▸ **WHAT TO WORK ON**:
Among the entries below, how many lines include "structured"? Answer with the number only.

▸ **DATA FOR THE TASK**:
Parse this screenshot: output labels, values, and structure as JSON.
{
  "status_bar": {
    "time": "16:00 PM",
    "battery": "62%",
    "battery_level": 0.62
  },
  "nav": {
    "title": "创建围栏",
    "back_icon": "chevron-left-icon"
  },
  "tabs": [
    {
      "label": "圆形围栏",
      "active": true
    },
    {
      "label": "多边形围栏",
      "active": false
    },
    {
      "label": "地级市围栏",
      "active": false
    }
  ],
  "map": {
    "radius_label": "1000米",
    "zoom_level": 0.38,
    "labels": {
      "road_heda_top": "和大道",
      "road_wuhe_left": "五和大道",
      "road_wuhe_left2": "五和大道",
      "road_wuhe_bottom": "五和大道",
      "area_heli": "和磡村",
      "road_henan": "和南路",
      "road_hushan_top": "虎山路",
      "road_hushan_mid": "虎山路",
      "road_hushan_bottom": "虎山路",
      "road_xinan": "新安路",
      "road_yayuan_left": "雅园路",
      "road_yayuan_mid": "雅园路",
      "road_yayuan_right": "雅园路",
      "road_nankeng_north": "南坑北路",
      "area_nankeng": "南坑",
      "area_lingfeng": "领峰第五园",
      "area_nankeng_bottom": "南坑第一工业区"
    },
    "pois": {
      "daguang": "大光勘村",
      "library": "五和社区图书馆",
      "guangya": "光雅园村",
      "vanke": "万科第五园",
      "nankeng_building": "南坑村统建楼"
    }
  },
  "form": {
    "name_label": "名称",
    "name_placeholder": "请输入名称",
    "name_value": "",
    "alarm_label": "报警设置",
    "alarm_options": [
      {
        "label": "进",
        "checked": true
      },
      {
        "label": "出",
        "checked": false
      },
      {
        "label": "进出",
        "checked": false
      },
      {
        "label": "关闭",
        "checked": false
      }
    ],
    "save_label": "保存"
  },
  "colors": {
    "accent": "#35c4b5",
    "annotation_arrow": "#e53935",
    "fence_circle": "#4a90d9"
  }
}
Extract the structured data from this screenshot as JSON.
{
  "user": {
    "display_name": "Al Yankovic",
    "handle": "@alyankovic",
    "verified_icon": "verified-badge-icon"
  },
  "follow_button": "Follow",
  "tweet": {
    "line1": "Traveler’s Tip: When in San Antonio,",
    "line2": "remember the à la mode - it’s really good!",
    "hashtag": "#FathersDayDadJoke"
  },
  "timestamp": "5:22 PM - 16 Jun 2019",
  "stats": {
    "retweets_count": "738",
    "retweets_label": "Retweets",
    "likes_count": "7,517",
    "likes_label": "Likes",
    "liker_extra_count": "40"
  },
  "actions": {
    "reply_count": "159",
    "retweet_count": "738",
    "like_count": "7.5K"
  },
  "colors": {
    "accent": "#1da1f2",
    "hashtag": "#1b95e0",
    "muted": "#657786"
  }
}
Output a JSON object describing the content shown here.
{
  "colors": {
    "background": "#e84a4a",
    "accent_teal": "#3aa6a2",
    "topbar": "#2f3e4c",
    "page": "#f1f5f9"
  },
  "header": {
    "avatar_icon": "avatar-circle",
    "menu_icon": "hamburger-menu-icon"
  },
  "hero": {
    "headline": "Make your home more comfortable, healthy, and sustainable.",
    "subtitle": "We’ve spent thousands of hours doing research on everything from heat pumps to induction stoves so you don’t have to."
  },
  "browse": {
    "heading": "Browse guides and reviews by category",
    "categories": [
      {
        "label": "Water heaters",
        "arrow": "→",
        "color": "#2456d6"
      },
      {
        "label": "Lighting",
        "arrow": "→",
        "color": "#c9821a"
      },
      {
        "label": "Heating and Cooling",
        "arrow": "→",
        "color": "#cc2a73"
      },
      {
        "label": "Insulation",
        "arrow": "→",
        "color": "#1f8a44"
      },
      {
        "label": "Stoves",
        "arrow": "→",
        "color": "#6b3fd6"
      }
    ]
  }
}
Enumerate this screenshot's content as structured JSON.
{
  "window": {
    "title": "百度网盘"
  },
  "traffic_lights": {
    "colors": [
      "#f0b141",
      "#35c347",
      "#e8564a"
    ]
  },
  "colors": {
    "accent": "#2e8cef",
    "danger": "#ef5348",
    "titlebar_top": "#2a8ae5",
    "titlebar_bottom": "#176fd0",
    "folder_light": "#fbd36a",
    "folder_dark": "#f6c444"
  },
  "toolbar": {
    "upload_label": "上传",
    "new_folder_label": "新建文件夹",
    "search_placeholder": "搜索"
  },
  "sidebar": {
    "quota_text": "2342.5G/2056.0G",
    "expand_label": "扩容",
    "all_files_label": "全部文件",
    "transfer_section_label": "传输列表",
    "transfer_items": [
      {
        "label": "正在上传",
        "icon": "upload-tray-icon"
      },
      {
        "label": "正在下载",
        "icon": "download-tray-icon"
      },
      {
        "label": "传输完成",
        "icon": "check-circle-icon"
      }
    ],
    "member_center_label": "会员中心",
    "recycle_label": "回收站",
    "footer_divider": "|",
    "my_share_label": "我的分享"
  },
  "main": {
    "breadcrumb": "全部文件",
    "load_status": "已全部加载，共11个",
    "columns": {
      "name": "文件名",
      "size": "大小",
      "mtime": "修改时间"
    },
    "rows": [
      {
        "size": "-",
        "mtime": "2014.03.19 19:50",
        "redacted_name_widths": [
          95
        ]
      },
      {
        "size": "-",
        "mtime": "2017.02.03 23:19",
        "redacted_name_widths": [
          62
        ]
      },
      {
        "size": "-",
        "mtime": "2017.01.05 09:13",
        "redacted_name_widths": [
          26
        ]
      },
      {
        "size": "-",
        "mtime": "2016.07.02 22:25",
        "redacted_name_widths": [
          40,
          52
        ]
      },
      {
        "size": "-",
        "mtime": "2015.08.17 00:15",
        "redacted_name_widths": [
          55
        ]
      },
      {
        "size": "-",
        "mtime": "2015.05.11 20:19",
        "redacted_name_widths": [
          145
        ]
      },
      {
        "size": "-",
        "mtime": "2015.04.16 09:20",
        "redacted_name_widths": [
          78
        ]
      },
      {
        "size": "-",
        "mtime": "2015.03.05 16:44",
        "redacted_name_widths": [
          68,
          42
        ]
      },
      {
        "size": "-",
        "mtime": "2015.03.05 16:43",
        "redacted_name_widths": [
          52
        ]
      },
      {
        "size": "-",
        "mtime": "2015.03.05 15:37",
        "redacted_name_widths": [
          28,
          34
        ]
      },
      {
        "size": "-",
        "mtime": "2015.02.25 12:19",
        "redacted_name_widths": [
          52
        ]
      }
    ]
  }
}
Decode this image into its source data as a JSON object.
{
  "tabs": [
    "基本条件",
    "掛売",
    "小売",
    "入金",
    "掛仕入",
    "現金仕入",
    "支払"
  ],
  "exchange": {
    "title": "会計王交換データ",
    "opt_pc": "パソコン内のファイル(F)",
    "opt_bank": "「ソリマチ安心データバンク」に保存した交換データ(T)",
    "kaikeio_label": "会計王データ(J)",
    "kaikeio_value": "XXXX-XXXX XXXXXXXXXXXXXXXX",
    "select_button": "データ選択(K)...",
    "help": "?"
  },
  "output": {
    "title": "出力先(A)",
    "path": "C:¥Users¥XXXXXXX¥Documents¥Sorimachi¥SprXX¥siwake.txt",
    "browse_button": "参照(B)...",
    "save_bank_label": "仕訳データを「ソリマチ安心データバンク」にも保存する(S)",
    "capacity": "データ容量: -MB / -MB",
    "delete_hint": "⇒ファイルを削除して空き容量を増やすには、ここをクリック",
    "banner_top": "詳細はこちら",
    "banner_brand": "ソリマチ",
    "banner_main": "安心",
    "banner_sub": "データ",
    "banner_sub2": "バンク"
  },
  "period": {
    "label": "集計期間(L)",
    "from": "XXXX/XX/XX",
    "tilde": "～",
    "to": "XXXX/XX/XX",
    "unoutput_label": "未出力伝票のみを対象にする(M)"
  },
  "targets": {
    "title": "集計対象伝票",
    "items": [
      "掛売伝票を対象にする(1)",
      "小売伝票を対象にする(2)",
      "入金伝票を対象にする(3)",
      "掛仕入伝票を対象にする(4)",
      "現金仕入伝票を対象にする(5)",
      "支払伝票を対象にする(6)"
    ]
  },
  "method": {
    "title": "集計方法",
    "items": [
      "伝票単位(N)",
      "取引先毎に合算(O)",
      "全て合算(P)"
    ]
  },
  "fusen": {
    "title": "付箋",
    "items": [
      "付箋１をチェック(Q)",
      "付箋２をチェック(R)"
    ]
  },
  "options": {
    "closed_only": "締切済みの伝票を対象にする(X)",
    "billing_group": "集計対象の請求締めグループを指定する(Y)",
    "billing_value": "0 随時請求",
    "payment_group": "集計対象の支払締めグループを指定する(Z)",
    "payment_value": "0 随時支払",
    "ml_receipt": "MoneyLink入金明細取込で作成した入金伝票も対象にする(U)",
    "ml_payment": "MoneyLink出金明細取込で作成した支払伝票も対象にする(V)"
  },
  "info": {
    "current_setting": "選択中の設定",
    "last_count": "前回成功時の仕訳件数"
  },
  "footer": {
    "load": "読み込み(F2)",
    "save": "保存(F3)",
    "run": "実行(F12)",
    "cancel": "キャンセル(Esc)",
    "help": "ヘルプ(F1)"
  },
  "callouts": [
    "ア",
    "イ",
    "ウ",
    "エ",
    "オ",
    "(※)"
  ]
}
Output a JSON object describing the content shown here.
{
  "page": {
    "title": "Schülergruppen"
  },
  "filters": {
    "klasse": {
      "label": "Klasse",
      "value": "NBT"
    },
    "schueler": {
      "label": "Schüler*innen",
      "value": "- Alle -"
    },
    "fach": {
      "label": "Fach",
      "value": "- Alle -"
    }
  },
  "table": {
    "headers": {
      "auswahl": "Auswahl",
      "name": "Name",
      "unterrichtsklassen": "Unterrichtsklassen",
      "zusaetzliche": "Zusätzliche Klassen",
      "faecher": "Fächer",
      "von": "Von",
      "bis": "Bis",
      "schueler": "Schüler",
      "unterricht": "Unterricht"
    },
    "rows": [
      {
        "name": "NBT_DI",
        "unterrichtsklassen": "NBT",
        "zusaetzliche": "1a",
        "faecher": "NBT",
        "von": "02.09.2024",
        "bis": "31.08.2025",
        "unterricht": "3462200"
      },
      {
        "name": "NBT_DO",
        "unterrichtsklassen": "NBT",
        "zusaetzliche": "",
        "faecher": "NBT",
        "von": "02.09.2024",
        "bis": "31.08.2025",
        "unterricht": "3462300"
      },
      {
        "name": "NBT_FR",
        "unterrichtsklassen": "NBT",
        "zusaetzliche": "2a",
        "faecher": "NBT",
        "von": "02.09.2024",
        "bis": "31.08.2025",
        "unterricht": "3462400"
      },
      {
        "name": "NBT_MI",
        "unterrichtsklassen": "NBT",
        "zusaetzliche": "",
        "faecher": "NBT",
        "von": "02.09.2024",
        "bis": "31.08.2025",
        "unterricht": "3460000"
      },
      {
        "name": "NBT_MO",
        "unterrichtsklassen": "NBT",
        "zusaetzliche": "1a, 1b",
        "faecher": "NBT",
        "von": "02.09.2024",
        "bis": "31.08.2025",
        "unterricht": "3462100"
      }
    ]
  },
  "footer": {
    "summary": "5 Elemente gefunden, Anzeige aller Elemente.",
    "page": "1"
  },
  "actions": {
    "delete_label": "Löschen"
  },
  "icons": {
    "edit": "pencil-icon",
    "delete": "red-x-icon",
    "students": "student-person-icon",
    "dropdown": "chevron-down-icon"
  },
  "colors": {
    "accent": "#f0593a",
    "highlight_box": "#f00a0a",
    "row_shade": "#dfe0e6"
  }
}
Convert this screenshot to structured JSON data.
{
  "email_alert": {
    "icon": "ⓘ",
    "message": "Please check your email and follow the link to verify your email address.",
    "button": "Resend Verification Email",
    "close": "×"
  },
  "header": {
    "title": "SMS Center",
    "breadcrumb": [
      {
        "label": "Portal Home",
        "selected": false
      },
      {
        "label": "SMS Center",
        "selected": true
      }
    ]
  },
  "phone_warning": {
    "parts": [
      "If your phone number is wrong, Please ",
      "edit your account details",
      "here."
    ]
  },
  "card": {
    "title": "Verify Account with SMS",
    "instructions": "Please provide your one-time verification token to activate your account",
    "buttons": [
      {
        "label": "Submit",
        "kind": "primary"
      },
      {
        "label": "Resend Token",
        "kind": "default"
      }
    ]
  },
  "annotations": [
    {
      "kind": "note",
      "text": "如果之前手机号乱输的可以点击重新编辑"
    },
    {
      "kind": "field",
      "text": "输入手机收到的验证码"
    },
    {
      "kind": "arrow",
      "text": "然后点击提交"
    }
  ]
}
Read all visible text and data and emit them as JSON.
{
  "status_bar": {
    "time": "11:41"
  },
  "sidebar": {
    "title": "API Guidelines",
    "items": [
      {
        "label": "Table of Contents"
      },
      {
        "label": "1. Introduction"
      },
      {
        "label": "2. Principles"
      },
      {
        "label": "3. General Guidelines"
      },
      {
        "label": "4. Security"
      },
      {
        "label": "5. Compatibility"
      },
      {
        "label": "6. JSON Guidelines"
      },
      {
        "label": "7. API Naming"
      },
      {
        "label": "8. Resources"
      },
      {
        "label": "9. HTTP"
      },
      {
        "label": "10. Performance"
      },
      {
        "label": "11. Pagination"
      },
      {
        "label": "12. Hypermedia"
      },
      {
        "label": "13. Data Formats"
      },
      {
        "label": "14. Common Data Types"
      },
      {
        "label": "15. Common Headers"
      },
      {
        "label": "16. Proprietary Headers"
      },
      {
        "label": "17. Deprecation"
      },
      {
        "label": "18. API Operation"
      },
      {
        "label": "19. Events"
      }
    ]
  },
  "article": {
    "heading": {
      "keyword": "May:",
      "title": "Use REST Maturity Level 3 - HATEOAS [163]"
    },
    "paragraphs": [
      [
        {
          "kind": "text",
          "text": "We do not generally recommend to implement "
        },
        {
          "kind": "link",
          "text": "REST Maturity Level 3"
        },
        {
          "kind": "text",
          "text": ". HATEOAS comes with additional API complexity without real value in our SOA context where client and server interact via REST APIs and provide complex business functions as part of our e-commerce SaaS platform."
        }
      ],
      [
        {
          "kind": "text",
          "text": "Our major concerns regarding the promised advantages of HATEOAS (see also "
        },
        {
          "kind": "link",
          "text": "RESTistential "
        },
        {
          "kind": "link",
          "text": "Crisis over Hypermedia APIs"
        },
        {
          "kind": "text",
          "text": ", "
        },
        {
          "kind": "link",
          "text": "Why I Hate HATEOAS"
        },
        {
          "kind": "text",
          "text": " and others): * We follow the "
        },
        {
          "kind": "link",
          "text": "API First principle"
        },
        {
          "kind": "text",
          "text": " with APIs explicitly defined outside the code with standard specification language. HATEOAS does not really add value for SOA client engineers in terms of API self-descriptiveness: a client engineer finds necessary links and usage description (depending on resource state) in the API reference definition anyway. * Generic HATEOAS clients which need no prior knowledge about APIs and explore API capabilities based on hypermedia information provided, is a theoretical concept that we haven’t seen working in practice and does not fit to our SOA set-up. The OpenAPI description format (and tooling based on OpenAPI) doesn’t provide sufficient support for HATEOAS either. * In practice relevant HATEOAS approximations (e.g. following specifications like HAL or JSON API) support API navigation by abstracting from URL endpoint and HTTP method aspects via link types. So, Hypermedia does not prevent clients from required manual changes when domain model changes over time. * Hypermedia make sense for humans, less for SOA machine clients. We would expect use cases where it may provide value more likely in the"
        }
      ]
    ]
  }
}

▸ **ANSWER TO THE EXERCISE**:
3